Recently watched _Dead Poets Society_. Not sure what to make of it: conflicted on Keating’s methodology/literary theory; contemplating the question of a non-Catholic committing suicide due to the world telling him the pursuit of money is all there is; wondering how many of the faculty at such boarding schools would be homosexuals; fascinated by the mockery of monastic life embodied in Protestant and secular boarding school. . . .
Part of me is tempted to say it’s the “inspiring story of a time back when teachers were fired for being too liberal,” but Russell Kirk would probably have argued that the faculty are the “liberal” ones in the sense that they’re promoting an economic progressivist, materialistic view of human nature, and Keating is the conservative for promoting the ‘permanent things.” The school talks of “tradition” but only a superficial tradition that is, again, a mockery of Catholic Tradition separated from the Church as mere cultural artifice–interesting that the last line from the Latin teacher is, “The entire school is aedificum,” which serves as a kind of double-entendre.
Keating’s problem is that he fails to realize that poetry precisely *is* about tradition.

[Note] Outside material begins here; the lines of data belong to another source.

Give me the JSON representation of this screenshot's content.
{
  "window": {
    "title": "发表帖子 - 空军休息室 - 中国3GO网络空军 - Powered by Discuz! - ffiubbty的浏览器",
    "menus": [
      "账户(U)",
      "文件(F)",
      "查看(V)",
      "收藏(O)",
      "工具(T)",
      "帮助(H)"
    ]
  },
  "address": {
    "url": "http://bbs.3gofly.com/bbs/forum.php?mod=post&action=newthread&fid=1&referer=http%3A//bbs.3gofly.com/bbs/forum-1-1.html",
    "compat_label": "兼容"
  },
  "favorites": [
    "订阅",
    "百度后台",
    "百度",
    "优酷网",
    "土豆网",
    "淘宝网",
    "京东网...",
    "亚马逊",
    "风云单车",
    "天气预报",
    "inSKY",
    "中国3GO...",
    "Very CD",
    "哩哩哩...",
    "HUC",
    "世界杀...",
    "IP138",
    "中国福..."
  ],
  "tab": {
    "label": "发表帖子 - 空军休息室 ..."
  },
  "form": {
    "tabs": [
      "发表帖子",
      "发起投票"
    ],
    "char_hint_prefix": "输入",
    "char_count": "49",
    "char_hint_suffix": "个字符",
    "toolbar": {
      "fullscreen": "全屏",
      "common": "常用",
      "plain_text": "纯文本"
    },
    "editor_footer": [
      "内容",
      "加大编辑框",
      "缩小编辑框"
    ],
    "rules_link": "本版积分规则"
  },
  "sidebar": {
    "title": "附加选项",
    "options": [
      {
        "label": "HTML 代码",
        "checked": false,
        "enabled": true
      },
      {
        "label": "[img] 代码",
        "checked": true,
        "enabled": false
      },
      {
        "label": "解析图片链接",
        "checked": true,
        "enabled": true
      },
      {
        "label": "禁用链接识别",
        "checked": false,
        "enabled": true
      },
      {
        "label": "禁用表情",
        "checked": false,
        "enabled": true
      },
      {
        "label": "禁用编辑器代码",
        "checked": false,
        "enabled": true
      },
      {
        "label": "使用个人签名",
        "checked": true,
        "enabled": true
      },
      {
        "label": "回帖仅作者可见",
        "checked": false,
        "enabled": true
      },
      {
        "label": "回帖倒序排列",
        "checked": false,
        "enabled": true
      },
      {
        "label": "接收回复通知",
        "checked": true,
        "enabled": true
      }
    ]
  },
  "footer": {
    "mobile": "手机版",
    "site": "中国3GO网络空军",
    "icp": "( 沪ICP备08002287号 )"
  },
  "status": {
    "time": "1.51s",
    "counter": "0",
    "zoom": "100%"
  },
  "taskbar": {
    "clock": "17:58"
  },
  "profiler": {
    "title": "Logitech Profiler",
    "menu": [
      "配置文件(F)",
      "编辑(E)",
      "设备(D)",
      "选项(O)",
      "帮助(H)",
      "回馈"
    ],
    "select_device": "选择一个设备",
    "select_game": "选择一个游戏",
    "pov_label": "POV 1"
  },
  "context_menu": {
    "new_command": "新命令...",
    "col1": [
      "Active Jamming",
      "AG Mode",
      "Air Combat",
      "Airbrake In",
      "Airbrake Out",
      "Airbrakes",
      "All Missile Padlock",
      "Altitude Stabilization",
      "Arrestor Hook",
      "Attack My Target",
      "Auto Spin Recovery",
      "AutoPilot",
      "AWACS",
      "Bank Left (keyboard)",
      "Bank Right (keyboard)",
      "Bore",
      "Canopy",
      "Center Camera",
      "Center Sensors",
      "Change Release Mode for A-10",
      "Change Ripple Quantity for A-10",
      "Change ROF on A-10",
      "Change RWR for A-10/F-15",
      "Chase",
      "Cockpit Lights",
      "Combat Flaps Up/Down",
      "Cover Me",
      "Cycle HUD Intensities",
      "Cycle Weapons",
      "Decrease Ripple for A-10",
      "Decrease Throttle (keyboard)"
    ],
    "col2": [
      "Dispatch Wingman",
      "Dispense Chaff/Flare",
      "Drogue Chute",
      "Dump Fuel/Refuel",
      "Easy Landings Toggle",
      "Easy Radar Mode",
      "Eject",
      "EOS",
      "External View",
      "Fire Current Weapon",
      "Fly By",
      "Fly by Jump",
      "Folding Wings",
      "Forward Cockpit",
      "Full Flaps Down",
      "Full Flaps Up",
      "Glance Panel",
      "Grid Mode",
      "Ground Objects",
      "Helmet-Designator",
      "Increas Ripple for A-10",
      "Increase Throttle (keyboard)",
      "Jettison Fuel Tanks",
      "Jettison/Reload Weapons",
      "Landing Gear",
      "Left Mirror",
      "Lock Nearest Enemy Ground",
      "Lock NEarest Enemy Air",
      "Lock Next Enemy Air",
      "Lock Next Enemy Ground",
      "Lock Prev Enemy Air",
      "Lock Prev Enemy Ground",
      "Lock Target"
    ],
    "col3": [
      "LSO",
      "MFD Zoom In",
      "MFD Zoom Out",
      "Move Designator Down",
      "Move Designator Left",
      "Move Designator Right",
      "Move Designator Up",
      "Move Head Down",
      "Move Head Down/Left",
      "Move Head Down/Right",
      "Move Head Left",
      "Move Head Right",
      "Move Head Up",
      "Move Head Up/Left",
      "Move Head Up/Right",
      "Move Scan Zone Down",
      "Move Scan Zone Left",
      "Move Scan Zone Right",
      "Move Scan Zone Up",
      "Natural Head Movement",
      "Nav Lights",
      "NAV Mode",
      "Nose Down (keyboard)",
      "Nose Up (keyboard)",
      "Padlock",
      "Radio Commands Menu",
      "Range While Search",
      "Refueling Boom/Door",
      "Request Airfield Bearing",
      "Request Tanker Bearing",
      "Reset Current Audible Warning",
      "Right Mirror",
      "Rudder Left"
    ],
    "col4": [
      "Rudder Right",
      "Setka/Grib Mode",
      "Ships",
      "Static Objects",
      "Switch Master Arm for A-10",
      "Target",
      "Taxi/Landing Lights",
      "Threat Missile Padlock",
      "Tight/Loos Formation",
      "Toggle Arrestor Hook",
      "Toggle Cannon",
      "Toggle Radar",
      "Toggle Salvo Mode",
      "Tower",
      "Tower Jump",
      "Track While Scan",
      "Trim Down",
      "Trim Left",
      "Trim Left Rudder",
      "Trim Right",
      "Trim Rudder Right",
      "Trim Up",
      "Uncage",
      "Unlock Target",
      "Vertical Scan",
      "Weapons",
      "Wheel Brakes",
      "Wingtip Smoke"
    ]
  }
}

When the student says early in the film that the purpose of language is “communication,” that is the start of every one of my classes–that we use language to communicate, to try and “become one with,” that language is a form of Communion, and we use literature and poetry to communicate the thoughts in our souls that we cannot express in straight-up language. Where Keating argues that poetry is about *non-conformity,* I precisely argue that it *is* about conformity in the sense that we use poetry to try and get our minds aligned with one another–that’s what meter represents.
And I find it ironic that the headmaster scoffs at the notion of skipping the “Realists.” You would think that the last thing a school would want to teach after a suicide scandal is literary “realism.”